   George Bellairs’ Death of a Busybody (John Gifford 1942, Macmillan 1943) finds genial Inspector Littlejohn paying a wartime visit to the town of Hilary Magna to find out who drowned the village voyeur in the vicar’s cesspool.

   He encounters some amusing bucolic suspects and his investigation moves more briskly than is customary in English whodunits, but the climax is clumsily structured, the solution is reached purely by legwork, and the culprit is obvious to readers (though not to the supposedly seasoned officials) as soon as he offers his alibi.

   A sharp incidental picture of a country hamlet in wartime is the highlight of this all too average specimen.


   In Harry Carmichael’s Put Out That Star (Collins, 1957; U.S. title Into Thin Air, Doubleday Crime Club 1958) we follow insurance investigator John Piper as he looks into the disappearance of a glamorous British movie queen from a fashionable London hotel.

   Eventually he discovers how, who and why, but the only readers who won’t have tumbled to the truth a hundred pages ahead of Piper are those who are completely innocent of the hoariest cliche denouement in English mystery fiction.

   Carmichael also manages to slip in the most hackneyed American climax in the genre and to leave several huge holes in the plot. Quite an achievement, yes?


   A Murder of Quality (Gollancz 1962, Walker 1962) casts John LeCarre’s ex-spy George Smiley in the unusual role of private sleuth, invading Dorsetshire’s posh and snobby Carne School in order to look into the fatal bludgeoning of an instructor’s wife shortly after she stated that she was afraid her husband was trying to kill her.

   Smiley pokes into the animosities between townies and gownies and between the Anglicans and the Baptists without neglecting physical clues like the piece of bloody coaxial cable and the altered examination paper, but LeCarre never clarifies how Smiley reached his solution nor what the murderer’s plan was.

   However, the confused plot is balanced by fine evocations of scene and character, including two of the bitchiest females I’ve ever encountered in a whodunit.


   John Creasey’s The Depths (Hodder & Stoughton 1963, Walker 1967) isn’t really a mystery but a blend of philosophy, SF and suspense that’s typical of his postwar novels about Dr. Palfrey and the international organization Z5.

   This account of Palfrey’s war against the mad-scientist ruler of an undersea kingdom who’s discovered the secret of prolonging life indefinitely and can also create tidal waves powerful enough to destroy any ship or seacoast in the world crawls at snail speed and bulges with plot holes.

   But it’s worth reading for a few fine character sketches — notably that of another doctor who slowly discovers a humanistic conscience — and especially for the climax where Creasey evokes the moral nightmare of politico-military decision-making in today’s world. The implied value judgments may rouse readers to fury but very few of the tough questions are evaded in this early specimen of the techno-thriller.
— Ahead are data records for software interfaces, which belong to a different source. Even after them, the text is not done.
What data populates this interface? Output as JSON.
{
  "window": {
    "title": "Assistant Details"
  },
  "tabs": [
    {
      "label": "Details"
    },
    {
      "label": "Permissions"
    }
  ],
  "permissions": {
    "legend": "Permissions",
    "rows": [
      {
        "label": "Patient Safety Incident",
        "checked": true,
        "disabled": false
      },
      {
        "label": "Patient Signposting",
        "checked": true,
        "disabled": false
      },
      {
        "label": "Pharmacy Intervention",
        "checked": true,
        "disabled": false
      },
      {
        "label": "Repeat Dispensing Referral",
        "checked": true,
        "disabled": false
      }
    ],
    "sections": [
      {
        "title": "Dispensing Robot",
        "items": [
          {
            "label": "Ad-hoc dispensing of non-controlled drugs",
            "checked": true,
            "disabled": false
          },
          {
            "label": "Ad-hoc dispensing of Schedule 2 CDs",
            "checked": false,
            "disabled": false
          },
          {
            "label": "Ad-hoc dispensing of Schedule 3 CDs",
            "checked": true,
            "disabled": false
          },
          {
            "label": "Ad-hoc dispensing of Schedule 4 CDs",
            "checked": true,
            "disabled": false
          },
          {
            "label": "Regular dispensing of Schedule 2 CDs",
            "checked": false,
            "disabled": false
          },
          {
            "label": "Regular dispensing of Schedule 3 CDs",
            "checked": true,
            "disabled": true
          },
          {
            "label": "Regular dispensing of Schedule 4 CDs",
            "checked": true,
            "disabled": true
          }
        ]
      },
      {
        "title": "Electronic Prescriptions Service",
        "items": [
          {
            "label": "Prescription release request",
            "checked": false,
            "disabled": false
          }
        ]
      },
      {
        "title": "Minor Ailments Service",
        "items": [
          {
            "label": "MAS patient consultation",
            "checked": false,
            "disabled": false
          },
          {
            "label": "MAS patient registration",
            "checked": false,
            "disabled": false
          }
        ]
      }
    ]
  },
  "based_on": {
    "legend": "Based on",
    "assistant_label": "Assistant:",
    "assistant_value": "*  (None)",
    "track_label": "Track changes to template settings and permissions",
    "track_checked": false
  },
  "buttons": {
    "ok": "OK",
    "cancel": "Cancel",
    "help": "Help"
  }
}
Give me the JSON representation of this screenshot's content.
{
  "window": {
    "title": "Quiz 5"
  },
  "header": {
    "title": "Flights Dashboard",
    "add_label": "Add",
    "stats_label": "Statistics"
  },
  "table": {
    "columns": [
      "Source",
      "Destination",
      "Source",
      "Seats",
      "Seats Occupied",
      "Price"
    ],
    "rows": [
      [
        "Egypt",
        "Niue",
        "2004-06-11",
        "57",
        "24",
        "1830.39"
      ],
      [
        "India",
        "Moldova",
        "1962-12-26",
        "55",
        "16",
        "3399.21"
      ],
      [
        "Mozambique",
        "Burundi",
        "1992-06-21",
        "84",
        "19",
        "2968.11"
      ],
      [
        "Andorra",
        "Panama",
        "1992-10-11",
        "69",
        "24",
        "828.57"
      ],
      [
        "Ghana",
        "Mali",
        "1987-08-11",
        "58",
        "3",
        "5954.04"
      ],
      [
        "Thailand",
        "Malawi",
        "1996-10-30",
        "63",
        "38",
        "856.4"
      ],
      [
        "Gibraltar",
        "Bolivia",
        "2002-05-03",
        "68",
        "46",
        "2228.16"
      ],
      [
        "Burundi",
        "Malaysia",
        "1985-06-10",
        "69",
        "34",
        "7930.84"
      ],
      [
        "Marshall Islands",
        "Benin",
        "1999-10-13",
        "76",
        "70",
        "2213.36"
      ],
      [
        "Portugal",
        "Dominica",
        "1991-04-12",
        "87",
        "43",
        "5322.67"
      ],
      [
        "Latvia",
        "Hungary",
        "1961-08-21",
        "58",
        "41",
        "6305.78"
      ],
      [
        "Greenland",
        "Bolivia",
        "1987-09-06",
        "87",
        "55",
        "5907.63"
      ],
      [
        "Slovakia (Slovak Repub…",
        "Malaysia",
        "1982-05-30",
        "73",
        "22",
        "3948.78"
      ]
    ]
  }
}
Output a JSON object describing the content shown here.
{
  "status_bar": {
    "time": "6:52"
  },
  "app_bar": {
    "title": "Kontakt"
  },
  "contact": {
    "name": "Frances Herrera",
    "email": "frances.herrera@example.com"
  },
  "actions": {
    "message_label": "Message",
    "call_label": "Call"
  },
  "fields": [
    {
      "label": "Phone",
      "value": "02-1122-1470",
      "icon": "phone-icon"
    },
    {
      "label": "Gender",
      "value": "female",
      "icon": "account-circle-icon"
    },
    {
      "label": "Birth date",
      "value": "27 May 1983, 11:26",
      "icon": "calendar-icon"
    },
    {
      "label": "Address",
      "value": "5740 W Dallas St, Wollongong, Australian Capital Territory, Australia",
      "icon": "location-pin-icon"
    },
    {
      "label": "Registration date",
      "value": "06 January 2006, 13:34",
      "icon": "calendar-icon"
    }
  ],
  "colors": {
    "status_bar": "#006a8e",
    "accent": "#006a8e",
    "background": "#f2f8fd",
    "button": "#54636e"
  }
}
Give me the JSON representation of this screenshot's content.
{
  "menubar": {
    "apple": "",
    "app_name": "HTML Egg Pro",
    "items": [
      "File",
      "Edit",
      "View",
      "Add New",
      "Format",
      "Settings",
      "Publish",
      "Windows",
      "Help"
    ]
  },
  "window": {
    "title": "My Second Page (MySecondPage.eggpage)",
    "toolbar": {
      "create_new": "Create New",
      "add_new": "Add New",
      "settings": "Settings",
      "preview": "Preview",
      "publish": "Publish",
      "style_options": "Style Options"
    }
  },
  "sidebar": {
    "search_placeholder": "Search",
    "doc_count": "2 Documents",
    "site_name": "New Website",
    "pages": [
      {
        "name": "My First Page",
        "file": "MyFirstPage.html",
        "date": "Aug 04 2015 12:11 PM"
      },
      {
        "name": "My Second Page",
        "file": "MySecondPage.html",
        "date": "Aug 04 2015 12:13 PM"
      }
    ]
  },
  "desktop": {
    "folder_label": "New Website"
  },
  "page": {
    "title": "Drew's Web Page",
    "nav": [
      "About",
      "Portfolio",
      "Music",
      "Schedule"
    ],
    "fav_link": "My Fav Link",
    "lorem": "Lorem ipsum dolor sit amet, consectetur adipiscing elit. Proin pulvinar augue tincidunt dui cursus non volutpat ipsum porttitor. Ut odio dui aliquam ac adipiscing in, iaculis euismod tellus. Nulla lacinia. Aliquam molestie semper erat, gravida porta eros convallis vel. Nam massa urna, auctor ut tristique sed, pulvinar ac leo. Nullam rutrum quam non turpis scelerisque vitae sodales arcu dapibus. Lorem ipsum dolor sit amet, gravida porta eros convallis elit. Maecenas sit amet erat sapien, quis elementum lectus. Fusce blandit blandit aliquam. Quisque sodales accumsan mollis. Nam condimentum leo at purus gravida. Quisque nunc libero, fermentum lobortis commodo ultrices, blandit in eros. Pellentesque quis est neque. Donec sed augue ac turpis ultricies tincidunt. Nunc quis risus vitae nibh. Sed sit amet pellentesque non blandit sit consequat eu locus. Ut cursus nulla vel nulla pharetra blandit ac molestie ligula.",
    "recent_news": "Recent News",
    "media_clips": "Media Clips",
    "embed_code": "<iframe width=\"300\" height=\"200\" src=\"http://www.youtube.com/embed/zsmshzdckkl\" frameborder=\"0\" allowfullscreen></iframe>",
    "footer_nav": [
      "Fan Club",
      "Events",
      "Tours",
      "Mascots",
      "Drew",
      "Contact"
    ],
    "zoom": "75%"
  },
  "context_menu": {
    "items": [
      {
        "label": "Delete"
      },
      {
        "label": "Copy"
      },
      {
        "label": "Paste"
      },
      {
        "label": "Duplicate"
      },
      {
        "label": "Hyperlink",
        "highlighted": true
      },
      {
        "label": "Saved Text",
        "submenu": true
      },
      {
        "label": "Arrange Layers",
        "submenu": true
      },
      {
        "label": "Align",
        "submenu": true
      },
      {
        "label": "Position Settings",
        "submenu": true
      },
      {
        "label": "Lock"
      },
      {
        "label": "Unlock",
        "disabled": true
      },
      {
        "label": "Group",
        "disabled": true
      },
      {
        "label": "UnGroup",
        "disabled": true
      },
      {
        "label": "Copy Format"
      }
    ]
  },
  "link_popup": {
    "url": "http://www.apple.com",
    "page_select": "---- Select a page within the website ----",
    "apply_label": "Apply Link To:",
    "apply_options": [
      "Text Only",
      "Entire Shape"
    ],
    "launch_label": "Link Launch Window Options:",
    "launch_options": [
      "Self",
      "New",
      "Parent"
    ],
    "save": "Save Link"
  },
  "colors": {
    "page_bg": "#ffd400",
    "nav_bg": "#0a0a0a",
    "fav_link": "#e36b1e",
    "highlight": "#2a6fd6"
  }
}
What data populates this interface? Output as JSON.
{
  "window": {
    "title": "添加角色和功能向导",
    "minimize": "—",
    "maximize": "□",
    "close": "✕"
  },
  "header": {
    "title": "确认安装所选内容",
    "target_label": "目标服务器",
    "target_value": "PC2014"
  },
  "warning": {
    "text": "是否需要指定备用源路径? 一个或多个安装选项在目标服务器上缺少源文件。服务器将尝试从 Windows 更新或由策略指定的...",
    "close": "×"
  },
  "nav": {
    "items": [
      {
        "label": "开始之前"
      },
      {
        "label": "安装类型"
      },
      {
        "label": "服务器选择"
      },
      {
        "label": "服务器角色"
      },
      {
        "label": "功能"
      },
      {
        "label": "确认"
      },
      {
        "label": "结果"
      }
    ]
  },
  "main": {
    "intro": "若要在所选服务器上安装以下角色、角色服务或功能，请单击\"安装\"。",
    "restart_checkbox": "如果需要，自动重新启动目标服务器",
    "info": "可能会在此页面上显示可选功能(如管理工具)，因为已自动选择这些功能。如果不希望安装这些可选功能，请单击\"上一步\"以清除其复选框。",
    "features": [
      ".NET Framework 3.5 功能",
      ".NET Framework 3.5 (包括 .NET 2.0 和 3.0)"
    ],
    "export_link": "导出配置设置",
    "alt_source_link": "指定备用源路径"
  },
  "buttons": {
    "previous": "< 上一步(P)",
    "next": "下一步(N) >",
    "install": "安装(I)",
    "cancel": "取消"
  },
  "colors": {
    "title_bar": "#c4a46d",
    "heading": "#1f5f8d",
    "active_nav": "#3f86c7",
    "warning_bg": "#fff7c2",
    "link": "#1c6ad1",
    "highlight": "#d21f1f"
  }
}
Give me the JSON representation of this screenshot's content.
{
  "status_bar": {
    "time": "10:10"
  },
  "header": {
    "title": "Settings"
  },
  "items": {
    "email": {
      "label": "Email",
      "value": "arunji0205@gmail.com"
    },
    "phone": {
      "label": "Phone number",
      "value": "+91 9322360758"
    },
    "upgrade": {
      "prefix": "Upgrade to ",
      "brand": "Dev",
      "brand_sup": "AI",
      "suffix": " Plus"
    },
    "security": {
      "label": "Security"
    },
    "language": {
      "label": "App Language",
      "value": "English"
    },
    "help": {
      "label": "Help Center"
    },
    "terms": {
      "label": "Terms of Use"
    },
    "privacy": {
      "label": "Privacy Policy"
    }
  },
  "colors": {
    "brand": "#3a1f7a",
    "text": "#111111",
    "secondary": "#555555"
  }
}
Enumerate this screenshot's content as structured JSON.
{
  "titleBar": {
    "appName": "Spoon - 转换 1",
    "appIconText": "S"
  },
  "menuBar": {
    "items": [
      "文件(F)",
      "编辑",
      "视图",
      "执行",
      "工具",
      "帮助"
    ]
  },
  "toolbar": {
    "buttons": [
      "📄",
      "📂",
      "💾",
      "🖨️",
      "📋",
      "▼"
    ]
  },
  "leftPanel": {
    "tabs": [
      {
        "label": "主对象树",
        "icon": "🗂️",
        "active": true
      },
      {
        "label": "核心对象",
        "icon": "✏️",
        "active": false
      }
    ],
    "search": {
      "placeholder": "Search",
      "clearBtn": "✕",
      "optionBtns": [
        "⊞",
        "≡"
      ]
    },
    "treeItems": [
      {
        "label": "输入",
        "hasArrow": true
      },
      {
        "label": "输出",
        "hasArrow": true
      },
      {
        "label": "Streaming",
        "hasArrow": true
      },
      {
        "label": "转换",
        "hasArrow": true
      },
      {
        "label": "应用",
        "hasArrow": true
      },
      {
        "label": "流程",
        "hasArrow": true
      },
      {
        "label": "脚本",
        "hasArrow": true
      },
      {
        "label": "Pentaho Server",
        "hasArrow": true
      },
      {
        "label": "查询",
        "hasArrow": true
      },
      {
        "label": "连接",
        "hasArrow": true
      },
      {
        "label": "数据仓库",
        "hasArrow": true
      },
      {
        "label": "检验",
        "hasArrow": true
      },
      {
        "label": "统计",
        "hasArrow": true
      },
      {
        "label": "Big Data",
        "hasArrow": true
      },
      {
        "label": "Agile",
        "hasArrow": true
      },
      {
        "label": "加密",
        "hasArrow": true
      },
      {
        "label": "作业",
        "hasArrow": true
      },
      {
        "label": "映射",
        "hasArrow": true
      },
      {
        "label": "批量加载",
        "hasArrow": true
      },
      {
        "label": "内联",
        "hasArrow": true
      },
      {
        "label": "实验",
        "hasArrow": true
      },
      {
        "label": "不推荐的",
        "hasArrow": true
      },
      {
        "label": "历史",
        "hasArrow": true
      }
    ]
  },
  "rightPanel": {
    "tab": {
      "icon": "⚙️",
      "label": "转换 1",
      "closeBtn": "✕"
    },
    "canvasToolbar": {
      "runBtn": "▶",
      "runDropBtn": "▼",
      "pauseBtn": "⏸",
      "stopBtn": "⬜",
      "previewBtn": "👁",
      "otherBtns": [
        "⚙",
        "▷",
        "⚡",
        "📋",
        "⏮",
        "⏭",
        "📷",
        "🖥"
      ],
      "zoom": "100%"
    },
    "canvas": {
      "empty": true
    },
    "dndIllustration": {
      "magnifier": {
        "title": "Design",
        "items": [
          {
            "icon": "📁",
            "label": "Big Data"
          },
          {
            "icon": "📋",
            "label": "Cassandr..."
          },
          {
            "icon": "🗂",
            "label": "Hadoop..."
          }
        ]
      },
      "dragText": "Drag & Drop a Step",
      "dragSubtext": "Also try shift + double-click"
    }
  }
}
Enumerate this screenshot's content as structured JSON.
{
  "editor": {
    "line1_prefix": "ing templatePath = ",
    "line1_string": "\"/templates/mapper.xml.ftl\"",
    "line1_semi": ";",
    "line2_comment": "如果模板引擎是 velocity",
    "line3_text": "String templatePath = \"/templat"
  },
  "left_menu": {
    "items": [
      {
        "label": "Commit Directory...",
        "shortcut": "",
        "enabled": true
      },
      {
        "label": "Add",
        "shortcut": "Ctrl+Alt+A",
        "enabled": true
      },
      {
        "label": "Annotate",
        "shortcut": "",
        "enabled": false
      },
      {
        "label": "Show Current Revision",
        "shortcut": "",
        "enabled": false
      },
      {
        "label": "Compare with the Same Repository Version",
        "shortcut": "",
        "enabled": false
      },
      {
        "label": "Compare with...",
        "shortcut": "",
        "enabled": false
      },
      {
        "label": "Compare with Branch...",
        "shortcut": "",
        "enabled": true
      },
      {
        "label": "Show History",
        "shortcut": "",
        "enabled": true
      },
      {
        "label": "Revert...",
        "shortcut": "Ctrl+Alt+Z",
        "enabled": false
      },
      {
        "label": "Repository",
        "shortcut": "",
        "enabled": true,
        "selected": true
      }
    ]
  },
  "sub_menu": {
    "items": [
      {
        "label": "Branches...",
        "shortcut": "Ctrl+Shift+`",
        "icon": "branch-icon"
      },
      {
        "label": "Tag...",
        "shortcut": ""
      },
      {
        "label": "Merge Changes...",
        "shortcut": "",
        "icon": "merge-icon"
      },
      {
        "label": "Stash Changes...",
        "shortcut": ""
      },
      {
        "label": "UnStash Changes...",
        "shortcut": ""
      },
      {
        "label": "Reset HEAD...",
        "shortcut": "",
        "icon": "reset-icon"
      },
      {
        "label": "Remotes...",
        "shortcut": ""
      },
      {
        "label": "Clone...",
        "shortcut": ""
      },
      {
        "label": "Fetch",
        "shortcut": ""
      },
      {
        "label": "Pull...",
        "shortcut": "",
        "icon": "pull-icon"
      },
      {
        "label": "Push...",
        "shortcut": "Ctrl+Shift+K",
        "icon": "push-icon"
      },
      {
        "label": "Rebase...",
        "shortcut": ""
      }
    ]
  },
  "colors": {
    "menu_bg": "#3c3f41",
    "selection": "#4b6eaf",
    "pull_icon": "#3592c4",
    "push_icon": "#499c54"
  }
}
   Douglas Clark’s Deadly Pattern (Cassell 1970, Stein & Day 1970) is a plodding and drearily written quasi-procedural in which snobbish Detective Chief Inspector George Masters and his three Scotland Yard subordinates are dispatched to a tiny coastal town to investigate the almost simultaneous disappearances of five drab middle-class women.

   When four of them are found buried by the seashore, Masters and company crawl into action, taking 169 pages to uncover a psychotic killer whose identity should be apparent to every reader by page 30.